The Bible record shows us that the apostles and prophets of old went through some very hard things. Apostasy, persecution, affliction…
But there was something that held them, that kept them, through it all. In the midst of it all they saw an eternal Throne.
Isaiah saw a vision of this throne in the year that king Uzziah died. Uzziah was one of the longest reigning kings, and though he had made mistakes, was greatly loved because of the peace and security the people enjoyed under his shadow. His reign was a time of great prosperity. Suddenly this great and benevolent king died. I’m sure many hearts were anxious. Would the peace and prosperity die with him?
But what does Isaiah the prophet see?
In the year that king Uzziah died I saw also the LORD sitting upon a throne high and lifted up, and His train filled the temple (Isa. 6:1).
Perhaps it is here that Isaiah was first introduced to a throne, and a king and a kingdom, that would never pass away. For a little later we find him prophesying:
Of the increase of His government and peace there shall be no end upon the throne of David, and upon His kingdom, to order it and to establish it with judgment and with justice from henceforth and forever (Isa. 9:7).
Jeremiah saw this same throne a century and a half later when the people of God were about to be deported to Babylon for their idolatry.
But the LORD is the true God, He is the living God, and an everlasting king… (Jer. 10:10).
This, I am sure, is what kept Jeremiah when Nebuchadnezzar deposed their king and carried the people captive to Babylon. He knew there was an eternal throne with an everlasting king sitting upon it.
Ezekiel the priest was among those captives. In Babylon by the river Chebar he saw this same throne. He saw in vision the cherubim bearing a throne, “and upon the likeness of the throne was the likeness as the appearance of a Man above upon it” (Ezek. 1:26).
And so even in their captivity there is still One upon the throne. And He assures Ezekiel that His purposes have not come to an end. Greater things are ahead.

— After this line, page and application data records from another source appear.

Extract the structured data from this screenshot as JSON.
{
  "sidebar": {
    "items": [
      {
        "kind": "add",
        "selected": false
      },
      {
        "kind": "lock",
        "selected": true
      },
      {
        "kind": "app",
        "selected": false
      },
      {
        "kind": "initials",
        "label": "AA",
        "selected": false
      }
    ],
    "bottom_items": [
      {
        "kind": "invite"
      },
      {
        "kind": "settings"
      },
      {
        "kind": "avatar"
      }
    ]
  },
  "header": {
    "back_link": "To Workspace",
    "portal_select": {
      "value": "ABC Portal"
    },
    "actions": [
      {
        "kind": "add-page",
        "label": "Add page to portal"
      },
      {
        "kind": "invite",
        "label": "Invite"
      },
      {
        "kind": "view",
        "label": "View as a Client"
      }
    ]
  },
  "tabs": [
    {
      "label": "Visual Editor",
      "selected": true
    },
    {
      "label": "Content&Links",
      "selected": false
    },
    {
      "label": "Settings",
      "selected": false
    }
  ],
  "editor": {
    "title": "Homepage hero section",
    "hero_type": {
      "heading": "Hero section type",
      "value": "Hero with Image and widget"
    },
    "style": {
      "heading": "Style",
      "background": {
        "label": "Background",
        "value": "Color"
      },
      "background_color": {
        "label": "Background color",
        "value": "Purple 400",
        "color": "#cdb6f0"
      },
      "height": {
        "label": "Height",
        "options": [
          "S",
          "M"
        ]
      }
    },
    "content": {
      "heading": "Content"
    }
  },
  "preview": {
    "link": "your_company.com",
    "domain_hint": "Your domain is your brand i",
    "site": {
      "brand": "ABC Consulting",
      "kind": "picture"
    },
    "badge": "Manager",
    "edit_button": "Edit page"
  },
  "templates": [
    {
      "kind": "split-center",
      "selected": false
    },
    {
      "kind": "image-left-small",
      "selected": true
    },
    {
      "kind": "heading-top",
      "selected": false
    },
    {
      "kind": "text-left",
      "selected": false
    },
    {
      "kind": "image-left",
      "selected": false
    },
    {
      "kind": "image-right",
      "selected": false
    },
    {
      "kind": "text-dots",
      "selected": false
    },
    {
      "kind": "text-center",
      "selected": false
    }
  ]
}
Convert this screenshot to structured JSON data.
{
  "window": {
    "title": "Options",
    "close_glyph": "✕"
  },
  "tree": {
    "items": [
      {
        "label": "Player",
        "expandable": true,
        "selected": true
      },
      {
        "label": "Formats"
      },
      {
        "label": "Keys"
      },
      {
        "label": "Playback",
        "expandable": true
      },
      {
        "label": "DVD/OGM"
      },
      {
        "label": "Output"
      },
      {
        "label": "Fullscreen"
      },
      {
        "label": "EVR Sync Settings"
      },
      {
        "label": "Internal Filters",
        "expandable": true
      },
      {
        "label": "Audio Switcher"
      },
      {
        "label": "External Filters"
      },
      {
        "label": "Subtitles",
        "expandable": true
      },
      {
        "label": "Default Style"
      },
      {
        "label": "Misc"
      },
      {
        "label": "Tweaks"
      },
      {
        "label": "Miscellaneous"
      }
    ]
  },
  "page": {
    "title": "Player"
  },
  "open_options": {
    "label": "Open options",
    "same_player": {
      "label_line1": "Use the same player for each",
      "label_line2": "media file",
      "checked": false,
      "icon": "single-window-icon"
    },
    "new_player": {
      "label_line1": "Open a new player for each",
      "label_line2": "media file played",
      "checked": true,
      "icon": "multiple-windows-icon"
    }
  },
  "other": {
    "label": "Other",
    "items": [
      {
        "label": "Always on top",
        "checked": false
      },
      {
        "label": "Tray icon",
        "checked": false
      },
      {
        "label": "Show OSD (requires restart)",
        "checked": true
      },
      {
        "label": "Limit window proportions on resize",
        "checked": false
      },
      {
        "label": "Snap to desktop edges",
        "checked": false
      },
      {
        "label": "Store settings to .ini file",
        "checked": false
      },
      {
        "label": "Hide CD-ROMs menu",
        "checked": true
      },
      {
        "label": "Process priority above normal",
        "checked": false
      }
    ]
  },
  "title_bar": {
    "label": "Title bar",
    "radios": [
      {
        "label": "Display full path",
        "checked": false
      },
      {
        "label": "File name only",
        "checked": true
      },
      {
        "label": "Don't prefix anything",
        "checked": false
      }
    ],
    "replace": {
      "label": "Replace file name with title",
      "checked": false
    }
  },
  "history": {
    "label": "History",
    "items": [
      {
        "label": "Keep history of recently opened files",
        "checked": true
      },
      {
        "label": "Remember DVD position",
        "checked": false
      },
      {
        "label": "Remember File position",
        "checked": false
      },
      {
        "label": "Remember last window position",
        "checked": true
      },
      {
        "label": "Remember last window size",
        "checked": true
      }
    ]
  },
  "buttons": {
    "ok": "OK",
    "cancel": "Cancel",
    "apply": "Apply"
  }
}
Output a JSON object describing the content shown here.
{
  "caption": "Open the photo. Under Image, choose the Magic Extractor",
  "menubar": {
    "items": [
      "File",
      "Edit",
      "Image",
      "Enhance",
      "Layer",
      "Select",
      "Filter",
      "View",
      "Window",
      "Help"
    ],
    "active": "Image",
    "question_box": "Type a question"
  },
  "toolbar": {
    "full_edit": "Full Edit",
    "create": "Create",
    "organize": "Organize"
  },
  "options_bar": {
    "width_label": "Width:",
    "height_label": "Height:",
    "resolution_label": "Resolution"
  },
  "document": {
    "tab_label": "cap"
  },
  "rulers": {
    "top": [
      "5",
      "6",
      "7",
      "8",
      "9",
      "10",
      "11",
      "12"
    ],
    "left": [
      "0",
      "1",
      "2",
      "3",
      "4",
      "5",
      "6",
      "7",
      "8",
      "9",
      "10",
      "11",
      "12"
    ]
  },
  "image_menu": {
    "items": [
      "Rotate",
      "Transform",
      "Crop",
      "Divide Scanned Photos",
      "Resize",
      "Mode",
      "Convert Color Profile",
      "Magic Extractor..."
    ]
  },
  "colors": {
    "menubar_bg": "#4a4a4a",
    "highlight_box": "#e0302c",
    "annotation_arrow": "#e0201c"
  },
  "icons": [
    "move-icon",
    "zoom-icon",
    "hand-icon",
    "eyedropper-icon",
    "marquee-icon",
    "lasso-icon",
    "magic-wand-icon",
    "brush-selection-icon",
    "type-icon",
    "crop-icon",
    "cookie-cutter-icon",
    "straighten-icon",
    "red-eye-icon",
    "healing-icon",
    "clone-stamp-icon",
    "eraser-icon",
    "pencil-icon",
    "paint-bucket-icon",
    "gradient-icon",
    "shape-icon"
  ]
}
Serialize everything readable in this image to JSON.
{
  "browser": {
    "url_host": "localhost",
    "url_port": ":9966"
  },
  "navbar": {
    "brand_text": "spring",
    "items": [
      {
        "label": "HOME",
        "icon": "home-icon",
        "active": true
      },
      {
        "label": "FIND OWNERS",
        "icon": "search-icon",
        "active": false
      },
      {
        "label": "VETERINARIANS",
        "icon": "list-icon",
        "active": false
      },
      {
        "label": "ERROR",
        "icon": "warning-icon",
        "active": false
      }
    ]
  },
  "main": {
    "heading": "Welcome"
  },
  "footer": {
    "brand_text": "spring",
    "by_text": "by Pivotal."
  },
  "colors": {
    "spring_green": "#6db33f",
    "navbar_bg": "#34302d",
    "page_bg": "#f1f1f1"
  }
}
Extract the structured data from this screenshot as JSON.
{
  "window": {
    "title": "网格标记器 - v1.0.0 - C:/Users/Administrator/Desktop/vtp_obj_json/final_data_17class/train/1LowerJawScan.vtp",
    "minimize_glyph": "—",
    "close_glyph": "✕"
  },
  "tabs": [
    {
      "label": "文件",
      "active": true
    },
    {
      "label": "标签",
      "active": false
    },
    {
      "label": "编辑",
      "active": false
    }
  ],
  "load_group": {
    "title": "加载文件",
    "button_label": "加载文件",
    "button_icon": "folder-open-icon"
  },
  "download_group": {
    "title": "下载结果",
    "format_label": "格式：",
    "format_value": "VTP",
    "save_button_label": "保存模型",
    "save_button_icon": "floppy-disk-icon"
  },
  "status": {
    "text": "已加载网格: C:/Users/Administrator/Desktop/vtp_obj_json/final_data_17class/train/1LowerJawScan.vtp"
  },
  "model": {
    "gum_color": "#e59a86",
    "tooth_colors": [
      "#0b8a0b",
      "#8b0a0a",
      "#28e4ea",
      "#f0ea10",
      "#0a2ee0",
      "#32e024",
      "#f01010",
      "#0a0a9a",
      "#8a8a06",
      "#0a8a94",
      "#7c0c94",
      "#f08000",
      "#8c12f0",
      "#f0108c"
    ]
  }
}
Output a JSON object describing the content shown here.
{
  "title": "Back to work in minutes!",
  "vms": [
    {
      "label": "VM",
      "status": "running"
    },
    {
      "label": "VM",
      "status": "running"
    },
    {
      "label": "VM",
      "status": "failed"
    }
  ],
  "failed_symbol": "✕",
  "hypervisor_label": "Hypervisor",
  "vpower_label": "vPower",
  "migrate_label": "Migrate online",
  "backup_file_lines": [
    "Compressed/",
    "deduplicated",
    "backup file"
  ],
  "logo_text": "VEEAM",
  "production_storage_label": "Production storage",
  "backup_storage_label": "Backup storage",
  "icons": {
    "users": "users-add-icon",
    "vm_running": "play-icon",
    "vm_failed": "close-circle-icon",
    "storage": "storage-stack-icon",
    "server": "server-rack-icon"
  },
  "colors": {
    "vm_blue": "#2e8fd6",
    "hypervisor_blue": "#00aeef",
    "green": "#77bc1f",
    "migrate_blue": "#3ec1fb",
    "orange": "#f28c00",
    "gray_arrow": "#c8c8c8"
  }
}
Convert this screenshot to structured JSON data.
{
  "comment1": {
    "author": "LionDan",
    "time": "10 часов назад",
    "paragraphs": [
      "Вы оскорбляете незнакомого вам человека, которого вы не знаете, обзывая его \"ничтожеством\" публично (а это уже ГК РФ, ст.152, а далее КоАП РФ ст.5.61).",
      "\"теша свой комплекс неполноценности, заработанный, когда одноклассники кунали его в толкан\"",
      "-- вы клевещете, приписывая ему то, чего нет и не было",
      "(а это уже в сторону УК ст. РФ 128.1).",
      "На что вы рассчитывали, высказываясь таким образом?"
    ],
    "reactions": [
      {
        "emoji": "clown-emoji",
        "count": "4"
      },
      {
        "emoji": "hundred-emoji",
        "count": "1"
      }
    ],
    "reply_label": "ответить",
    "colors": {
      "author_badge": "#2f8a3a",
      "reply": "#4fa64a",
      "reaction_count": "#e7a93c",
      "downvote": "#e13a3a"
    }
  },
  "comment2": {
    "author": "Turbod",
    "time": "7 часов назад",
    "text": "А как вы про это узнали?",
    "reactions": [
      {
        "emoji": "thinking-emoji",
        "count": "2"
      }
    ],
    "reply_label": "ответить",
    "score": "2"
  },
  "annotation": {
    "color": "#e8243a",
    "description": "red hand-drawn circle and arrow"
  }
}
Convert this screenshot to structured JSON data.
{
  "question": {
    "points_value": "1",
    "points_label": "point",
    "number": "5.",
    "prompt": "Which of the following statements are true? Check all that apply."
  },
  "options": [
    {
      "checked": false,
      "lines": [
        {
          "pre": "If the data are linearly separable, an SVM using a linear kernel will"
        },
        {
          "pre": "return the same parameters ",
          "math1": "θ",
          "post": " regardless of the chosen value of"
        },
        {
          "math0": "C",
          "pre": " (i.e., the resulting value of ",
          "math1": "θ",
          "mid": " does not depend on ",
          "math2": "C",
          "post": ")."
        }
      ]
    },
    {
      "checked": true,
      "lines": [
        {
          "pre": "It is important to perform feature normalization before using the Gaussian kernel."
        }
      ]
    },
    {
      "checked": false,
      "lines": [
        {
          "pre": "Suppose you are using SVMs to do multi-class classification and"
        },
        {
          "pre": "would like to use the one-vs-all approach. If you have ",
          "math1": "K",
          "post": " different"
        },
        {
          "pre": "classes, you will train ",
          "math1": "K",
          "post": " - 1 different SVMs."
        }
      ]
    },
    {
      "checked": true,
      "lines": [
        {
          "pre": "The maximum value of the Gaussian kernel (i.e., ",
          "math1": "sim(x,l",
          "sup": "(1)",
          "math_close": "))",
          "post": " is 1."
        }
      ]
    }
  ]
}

The apostle John saw this throne. He had just been exiled to the barren isle of Patmos off the coast of present-day Turkey. John was there because his testimony had been galling to the authorities of the day. At the same time, many of the churches in which he has ministered were in a state of complacency; others had been overcome with false teaching. His whole life’s work, it seems, had been largely in vain. What a recipe for discouragement.
But John sees a vision while on Patmos. It centres around a throne, and One who sits upon it.
And immediately I was in the spirit: and, behold, a throne was set in heaven, and [one] sat on the throne (Rev. 4:2).
We too must behold this throne. In fact John calls his vision a prophecy. It was prophetic of our day. We too are living in a time of great apostasy, of spiritual famine and drought. It has become very difficult for the sincere of heart to endure. Many have fallen away. But God has provision for those who love him to endure. We must with the eye of the Spirit behold a Throne.
The apostle Paul saw this throne. In a letter to his “son in the faith” Timothy we discover that Satan and evil men had already done serious damage to the work of the Spirit that Paul has given his life to. He warns of those who have “turned aside unto vain jangling” (1 Tim. 1:6), and that “in the latter time some shall depart from the faith” (1 Tim: 4:1). And so he urges Timothy to stand guard over the doctrine being taught in the church he is involved with (1 Tim. 1:3). He urges him to “war a good warfare” (1 Tim. 1:18), and to “keep that which is committed to thy trust” (1 Tim. 6:20).
And how can you do this, son Timothy? There is one thing filling Paul’s mind in what he is saying to Timothy. We find it at the beginning of his letter, and at the end.
Now unto the King eternal, immortal, invisible, the only wise God, [be] honour and glory forever and ever. Amen. (1 Tim. 1:17).
…Which in His times He shall shew, who is the blessed and only potentate (the only power), the King of kings and Lord of lords; who only hath immortality, dwelling in the light which no man can approach unto; whom no man hath seen, nor can see: to whom be honour and power everlasting. Amen (1 Tim. 6:15,16).
In other words, yes, there will come a time when this Throne and the One upon it will be openly manifested. But even now, though He may be invisible at this time, those with the eye of the Spirit can behold His throne and live under His rule. And no other.